7. Encourage the person to act as if he or she is forgiven and restored. Some people hold on to their guilt by acting guilty.
B. There are several steps a caring Christian can take in helping those who are in spiritual crisis.
1. Go to the hurting person with an attitude that you could have been in the same spot. Do not go as the parent who is going to correct the child.
2. If the person is willing to talk about his or her guilt or hurt, hear the person out without being the judge. The person is probably being a pretty tough judge. Conviction is the task of the Holy Spirit, not yourself.
3. Help the person to become aware of God's willingness to forgive.
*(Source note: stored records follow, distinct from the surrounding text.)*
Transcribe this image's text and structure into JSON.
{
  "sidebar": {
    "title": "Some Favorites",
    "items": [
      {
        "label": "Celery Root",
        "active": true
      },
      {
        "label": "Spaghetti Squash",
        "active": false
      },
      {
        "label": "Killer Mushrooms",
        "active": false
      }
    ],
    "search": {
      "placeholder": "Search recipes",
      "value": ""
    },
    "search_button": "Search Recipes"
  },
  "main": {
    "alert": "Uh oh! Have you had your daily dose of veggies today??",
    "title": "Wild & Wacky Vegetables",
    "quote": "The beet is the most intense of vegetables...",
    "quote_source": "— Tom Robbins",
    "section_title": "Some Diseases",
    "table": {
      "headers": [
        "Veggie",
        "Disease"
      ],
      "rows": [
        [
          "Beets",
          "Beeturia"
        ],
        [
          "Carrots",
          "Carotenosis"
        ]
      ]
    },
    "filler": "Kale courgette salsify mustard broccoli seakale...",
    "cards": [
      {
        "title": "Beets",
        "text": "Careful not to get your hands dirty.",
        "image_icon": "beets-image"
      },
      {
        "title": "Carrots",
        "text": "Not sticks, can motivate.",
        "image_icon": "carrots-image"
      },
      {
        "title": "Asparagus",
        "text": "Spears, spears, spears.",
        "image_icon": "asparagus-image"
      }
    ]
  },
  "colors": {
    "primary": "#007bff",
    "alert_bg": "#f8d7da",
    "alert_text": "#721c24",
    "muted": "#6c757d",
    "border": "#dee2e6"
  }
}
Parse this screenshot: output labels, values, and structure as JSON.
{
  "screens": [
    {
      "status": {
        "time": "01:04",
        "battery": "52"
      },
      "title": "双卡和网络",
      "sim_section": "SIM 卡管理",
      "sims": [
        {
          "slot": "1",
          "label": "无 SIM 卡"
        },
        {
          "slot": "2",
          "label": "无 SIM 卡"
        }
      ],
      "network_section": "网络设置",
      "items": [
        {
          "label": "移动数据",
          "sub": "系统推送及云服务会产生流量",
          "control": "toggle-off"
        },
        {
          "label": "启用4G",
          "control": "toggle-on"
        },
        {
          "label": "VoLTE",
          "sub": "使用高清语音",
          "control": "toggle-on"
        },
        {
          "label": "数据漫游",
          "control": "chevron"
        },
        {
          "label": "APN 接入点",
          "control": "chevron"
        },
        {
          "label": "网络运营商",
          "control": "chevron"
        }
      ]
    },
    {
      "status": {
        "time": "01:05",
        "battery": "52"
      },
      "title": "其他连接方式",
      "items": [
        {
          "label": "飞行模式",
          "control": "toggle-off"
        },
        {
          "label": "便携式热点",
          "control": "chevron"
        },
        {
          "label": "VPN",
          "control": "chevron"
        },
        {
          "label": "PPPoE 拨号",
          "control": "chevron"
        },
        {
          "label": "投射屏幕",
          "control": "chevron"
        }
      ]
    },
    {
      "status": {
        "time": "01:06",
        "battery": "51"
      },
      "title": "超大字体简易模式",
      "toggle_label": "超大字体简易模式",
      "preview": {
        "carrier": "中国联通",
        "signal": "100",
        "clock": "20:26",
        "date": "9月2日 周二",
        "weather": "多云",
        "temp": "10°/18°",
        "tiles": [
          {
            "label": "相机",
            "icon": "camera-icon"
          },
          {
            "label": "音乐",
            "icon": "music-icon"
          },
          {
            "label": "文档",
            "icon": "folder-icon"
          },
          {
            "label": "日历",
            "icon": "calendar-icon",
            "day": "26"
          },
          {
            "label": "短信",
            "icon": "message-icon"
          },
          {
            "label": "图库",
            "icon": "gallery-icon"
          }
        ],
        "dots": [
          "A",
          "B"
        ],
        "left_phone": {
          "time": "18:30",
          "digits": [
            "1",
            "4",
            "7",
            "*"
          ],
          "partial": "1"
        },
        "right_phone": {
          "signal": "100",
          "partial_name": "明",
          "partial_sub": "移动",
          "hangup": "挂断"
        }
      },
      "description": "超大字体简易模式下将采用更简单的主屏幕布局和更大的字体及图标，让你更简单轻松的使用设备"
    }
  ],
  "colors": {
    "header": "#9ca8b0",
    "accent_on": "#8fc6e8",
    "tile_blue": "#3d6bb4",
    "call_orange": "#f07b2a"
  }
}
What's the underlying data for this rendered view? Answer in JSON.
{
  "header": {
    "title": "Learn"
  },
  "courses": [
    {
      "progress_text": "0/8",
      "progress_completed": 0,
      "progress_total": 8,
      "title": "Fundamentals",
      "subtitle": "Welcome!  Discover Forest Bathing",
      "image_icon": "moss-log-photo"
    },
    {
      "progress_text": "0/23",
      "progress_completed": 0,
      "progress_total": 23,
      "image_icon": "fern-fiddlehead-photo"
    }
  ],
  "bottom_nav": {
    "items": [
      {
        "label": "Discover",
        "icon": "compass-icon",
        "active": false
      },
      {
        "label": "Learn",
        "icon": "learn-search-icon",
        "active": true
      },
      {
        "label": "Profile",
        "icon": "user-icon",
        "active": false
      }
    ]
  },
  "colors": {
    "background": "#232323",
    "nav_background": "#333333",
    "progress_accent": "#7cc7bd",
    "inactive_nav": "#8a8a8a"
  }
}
You might say that what he or she has done was not good, but is forgivable.
4. Praying with a person who is seeking forgiveness is requested.
5. Act as if the person is forgiven once forgiveness is requested.
6. Possibly you can help the person restore relationships and/or make restitution to injured parties.
7. Encourage the person as he or she does things in a fashion that will create healing for self or others.
"Counseling in Times of Crisis", pages 131-136
6. O Ye of "Little Faith." Study these four statements of Jesus to the doubters of his ministry.
A. Human reasoning Matt. 16:8
B. Doubt Matt. 12:31
C. Fear Matt. 8:20
D. Anxiety Matt. 6:30-31
NOTE: Dependence upon human reasoning where faith should guide will lead to doubt; but doubt will flood the heart with unnecessary fear; and fear will produce anxiety.
NOTE 2: Parallel to Matt. 8:20 "little faith"; Mark 4:40 reads, "How is it that ye have no faith?"